What you have to do:
Take the data below and write it out exactly, except for the pictures.

Page and application data records:
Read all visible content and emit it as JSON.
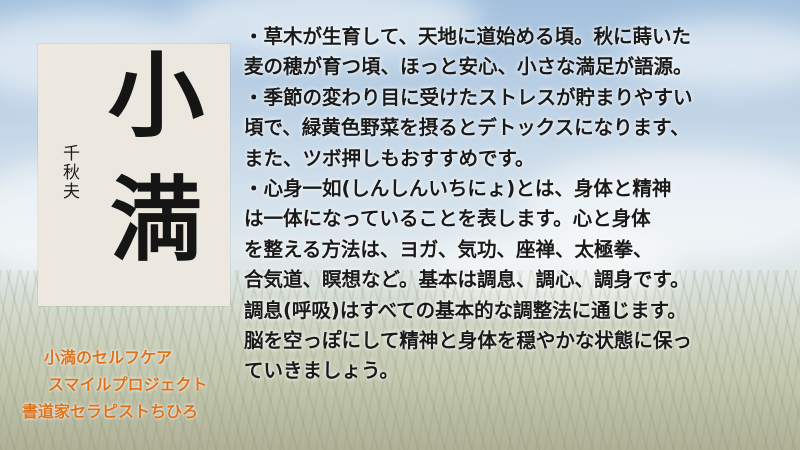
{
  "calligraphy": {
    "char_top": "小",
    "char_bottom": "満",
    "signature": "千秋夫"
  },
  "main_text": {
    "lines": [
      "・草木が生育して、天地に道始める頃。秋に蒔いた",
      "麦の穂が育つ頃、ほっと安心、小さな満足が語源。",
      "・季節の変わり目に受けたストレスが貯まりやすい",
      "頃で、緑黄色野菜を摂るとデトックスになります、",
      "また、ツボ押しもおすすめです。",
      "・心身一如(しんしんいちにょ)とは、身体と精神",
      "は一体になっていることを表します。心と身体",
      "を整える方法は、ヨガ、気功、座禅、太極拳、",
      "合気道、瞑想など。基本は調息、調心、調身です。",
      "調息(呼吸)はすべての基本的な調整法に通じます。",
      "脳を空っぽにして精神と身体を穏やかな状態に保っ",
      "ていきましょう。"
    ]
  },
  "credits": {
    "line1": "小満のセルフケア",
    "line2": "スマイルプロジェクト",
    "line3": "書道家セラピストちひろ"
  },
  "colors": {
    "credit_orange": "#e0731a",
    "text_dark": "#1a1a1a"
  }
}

Answer below:
Read all visible content and emit it as JSON.
{
  "calligraphy": {
    "char_top": "小",
    "char_bottom": "満",
    "signature": "千秋夫"
  },
  "main_text": {
    "lines": [
      "・草木が生育して、天地に道始める頃。秋に蒔いた",
      "麦の穂が育つ頃、ほっと安心、小さな満足が語源。",
      "・季節の変わり目に受けたストレスが貯まりやすい",
      "頃で、緑黄色野菜を摂るとデトックスになります、",
      "また、ツボ押しもおすすめです。",
      "・心身一如(しんしんいちにょ)とは、身体と精神",
      "は一体になっていることを表します。心と身体",
      "を整える方法は、ヨガ、気功、座禅、太極拳、",
      "合気道、瞑想など。基本は調息、調心、調身です。",
      "調息(呼吸)はすべての基本的な調整法に通じます。",
      "脳を空っぽにして精神と身体を穏やかな状態に保っ",
      "ていきましょう。"
    ]
  },
  "credits": {
    "line1": "小満のセルフケア",
    "line2": "スマイルプロジェクト",
    "line3": "書道家セラピストちひろ"
  },
  "colors": {
    "credit_orange": "#e0731a",
    "text_dark": "#1a1a1a"
  }
}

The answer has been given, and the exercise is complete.